Segment Start: RECORDS SHOWN

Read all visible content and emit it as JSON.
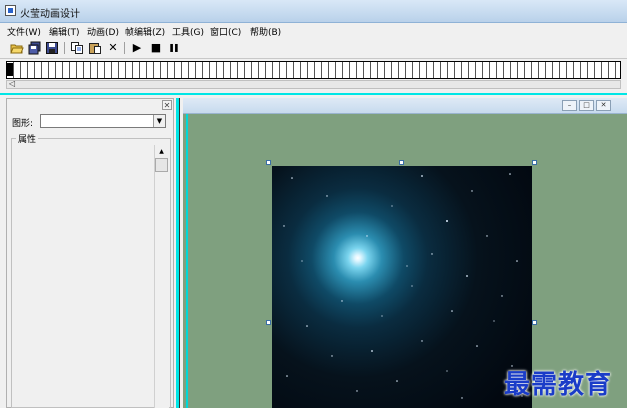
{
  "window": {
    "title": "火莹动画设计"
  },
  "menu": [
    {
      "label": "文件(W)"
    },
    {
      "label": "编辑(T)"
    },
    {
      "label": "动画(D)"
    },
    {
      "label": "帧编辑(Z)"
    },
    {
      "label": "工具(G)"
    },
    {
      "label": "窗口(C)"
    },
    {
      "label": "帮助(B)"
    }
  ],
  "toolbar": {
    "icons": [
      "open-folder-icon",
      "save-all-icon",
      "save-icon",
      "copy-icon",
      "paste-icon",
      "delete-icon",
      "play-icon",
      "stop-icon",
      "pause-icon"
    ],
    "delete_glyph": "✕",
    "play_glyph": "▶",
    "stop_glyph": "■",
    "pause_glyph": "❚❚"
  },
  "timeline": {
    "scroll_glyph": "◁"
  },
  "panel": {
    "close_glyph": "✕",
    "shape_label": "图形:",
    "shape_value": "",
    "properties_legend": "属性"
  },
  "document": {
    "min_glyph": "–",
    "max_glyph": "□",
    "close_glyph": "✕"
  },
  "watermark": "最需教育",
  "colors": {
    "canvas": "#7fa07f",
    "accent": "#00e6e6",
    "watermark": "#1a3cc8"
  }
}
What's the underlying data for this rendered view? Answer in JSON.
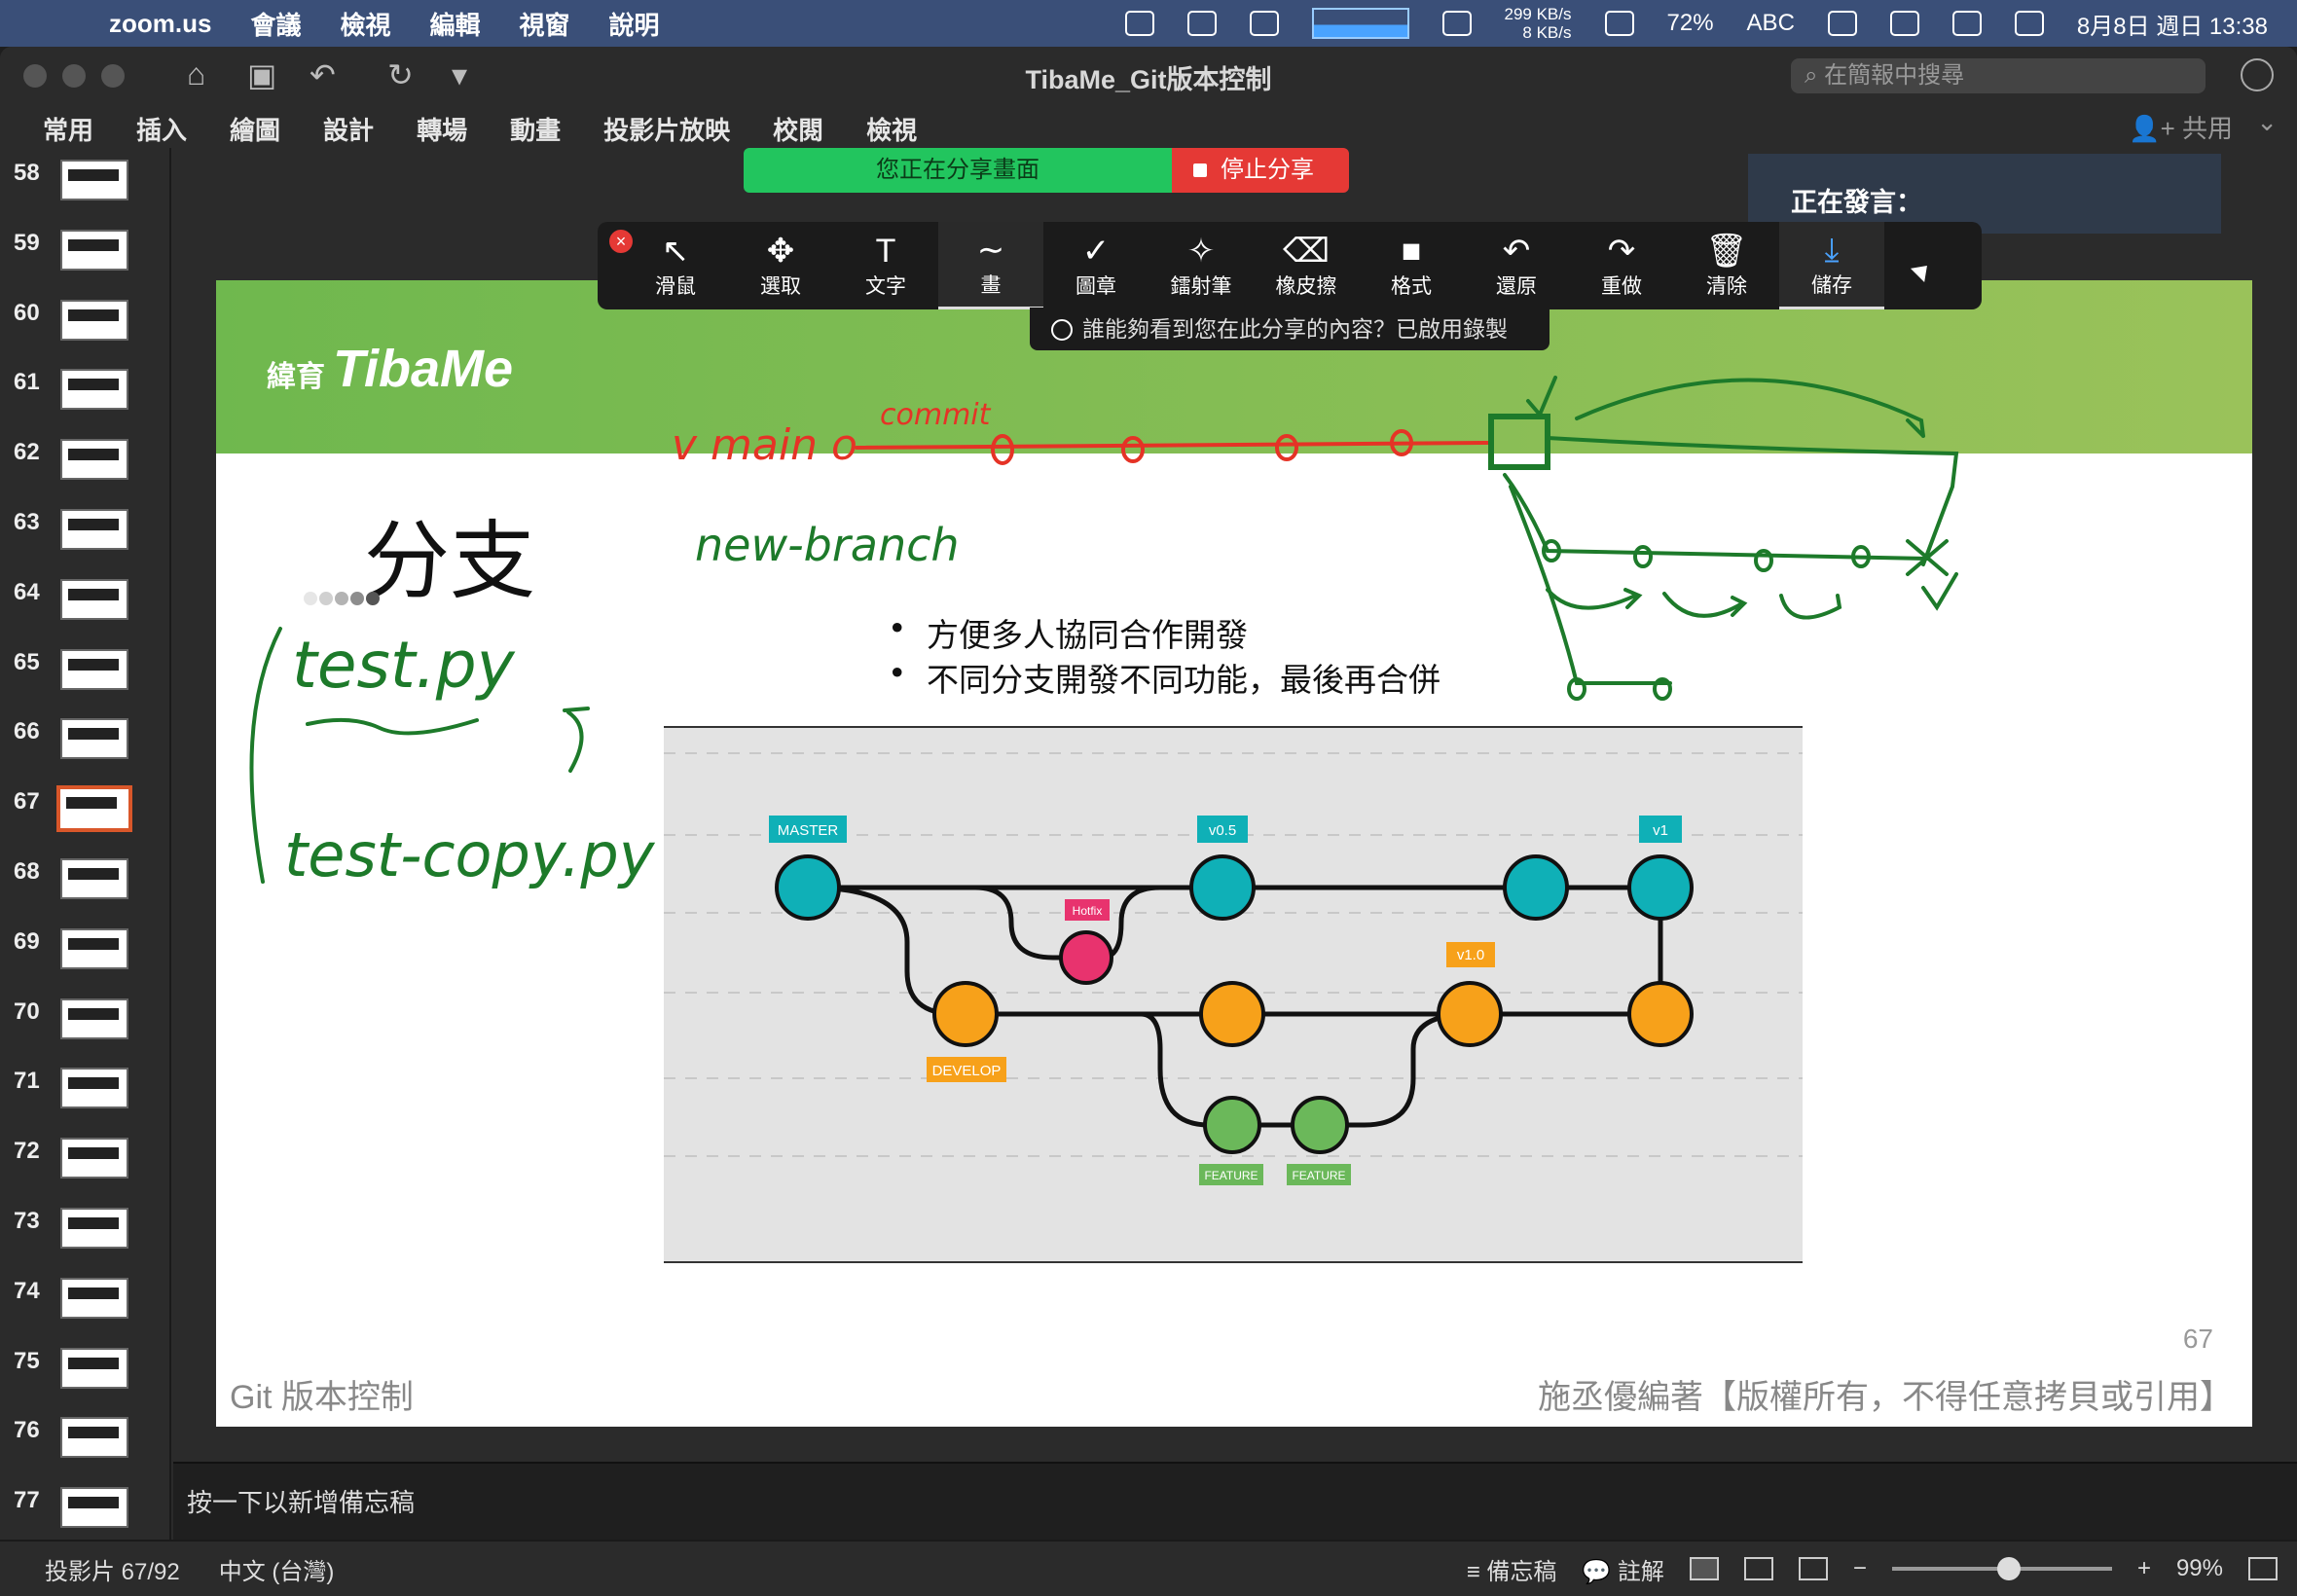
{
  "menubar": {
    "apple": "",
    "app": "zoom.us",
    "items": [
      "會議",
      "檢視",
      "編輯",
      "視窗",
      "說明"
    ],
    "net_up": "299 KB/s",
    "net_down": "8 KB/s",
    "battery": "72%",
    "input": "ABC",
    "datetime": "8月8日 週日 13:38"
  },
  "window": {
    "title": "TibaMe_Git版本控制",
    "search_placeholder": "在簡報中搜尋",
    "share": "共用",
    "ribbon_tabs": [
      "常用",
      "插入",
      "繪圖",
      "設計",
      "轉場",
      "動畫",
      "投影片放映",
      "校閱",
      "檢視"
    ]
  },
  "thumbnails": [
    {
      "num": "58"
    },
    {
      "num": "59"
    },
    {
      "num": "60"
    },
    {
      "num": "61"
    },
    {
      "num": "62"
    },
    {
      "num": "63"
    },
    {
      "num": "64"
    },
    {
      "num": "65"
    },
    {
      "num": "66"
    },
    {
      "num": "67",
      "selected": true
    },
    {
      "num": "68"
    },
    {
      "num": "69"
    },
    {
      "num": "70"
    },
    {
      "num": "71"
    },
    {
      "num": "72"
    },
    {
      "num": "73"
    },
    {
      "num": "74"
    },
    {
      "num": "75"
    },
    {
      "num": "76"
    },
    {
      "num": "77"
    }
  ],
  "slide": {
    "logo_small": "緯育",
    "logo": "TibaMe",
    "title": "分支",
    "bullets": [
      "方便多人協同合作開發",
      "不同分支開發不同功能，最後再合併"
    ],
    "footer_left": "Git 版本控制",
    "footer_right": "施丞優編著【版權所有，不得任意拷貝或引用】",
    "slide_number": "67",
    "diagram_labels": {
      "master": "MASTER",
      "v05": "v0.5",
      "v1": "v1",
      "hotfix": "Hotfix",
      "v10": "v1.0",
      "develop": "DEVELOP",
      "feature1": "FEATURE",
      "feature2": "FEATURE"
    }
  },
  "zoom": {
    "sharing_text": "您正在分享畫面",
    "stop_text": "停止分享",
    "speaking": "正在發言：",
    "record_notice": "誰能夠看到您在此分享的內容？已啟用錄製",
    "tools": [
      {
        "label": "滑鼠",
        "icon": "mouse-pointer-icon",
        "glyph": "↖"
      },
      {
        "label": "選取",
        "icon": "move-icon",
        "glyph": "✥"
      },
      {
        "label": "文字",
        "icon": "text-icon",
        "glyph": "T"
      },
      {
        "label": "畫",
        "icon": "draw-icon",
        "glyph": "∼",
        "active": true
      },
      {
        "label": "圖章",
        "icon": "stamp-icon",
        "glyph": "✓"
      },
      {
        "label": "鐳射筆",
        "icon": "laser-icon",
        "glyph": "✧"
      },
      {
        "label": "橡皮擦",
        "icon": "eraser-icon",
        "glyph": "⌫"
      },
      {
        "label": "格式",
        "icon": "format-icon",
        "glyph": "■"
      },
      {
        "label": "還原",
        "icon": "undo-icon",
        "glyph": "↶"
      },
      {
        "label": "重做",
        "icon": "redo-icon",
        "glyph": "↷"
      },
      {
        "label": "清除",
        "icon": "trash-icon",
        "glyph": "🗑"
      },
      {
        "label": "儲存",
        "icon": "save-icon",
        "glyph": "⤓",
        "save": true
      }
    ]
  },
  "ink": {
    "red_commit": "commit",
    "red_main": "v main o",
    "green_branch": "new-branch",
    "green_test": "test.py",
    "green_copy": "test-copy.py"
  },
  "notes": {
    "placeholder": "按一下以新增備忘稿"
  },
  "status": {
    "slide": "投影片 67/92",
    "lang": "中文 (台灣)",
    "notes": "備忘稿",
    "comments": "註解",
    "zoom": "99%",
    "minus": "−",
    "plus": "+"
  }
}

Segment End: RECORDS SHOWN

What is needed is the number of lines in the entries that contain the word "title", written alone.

3